Whenever a line in the data below includes the string "Ctrl", copy it out.
%%
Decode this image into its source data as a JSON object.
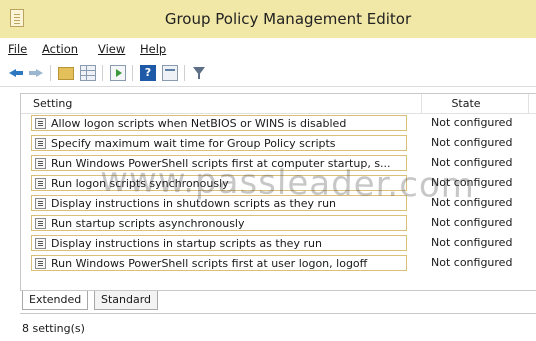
{
  "window": {
    "title": "Group Policy Management Editor",
    "title_bar_color": "#f1e7a7",
    "app_icon": "policy-editor-icon"
  },
  "menu": {
    "file": "File",
    "action": "Action",
    "view": "View",
    "help": "Help"
  },
  "toolbar": {
    "buttons": [
      "back-arrow-icon",
      "forward-arrow-icon",
      "up-folder-icon",
      "show-hide-tree-icon",
      "export-list-icon",
      "help-icon",
      "properties-icon",
      "filter-icon"
    ]
  },
  "table": {
    "columns": {
      "setting": "Setting",
      "state": "State"
    },
    "rows": [
      {
        "setting": "Allow logon scripts when NetBIOS or WINS is disabled",
        "state": "Not configured"
      },
      {
        "setting": "Specify maximum wait time for Group Policy scripts",
        "state": "Not configured"
      },
      {
        "setting": "Run Windows PowerShell scripts first at computer startup, s...",
        "state": "Not configured"
      },
      {
        "setting": "Run logon scripts synchronously",
        "state": "Not configured"
      },
      {
        "setting": "Display instructions in shutdown scripts as they run",
        "state": "Not configured"
      },
      {
        "setting": "Run startup scripts asynchronously",
        "state": "Not configured"
      },
      {
        "setting": "Display instructions in startup scripts as they run",
        "state": "Not configured"
      },
      {
        "setting": "Run Windows PowerShell scripts first at user logon, logoff",
        "state": "Not configured"
      }
    ]
  },
  "watermark": "www.passleader.com",
  "tabs": {
    "extended": "Extended",
    "standard": "Standard"
  },
  "status": {
    "text": "8 setting(s)"
  }
}
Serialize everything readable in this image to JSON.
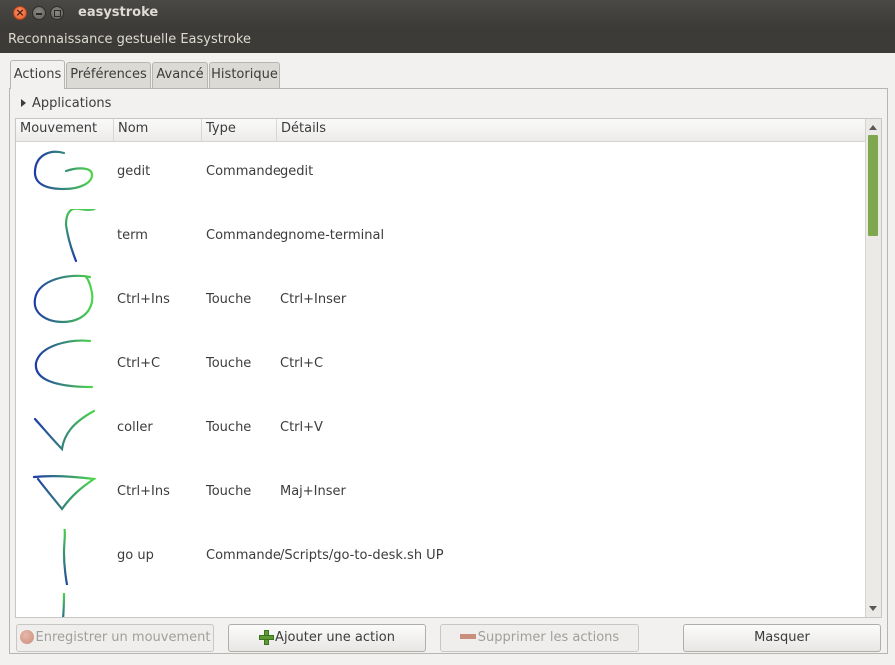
{
  "window": {
    "title": "easystroke",
    "subtitle": "Reconnaissance gestuelle Easystroke",
    "close_glyph": "×"
  },
  "tabs": [
    {
      "label": "Actions",
      "active": true
    },
    {
      "label": "Préférences",
      "active": false
    },
    {
      "label": "Avancé",
      "active": false
    },
    {
      "label": "Historique",
      "active": false
    }
  ],
  "expander": {
    "label": "Applications",
    "icon": "triangle-right-icon"
  },
  "columns": [
    "Mouvement",
    "Nom",
    "Type",
    "Détails"
  ],
  "rows": [
    {
      "name": "gedit",
      "type": "Commande",
      "details": "gedit",
      "stroke": "stroke-g-icon"
    },
    {
      "name": "term",
      "type": "Commande",
      "details": "gnome-terminal",
      "stroke": "stroke-t-icon"
    },
    {
      "name": "Ctrl+Ins",
      "type": "Touche",
      "details": "Ctrl+Inser",
      "stroke": "stroke-o-icon"
    },
    {
      "name": "Ctrl+C",
      "type": "Touche",
      "details": "Ctrl+C",
      "stroke": "stroke-c-icon"
    },
    {
      "name": "coller",
      "type": "Touche",
      "details": "Ctrl+V",
      "stroke": "stroke-v-icon"
    },
    {
      "name": "Ctrl+Ins",
      "type": "Touche",
      "details": "Maj+Inser",
      "stroke": "stroke-triangle-icon"
    },
    {
      "name": "go up",
      "type": "Commande",
      "details": "/Scripts/go-to-desk.sh UP",
      "stroke": "stroke-line-up-icon"
    },
    {
      "name": "",
      "type": "",
      "details": "",
      "stroke": "stroke-line-down-icon"
    }
  ],
  "buttons": {
    "record": "Enregistrer un mouvement",
    "add": "Ajouter une action",
    "delete": "Supprimer les actions",
    "hide": "Masquer"
  },
  "colors": {
    "stroke_start": "#1e3aa8",
    "stroke_end": "#4ed64a",
    "scroll_thumb": "#7fa84e"
  }
}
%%
→ Solution to the problem:
      "name": "Ctrl+Ins",
      "details": "Ctrl+Inser",
      "name": "Ctrl+C",
      "details": "Ctrl+C",
      "details": "Ctrl+V",
      "name": "Ctrl+Ins",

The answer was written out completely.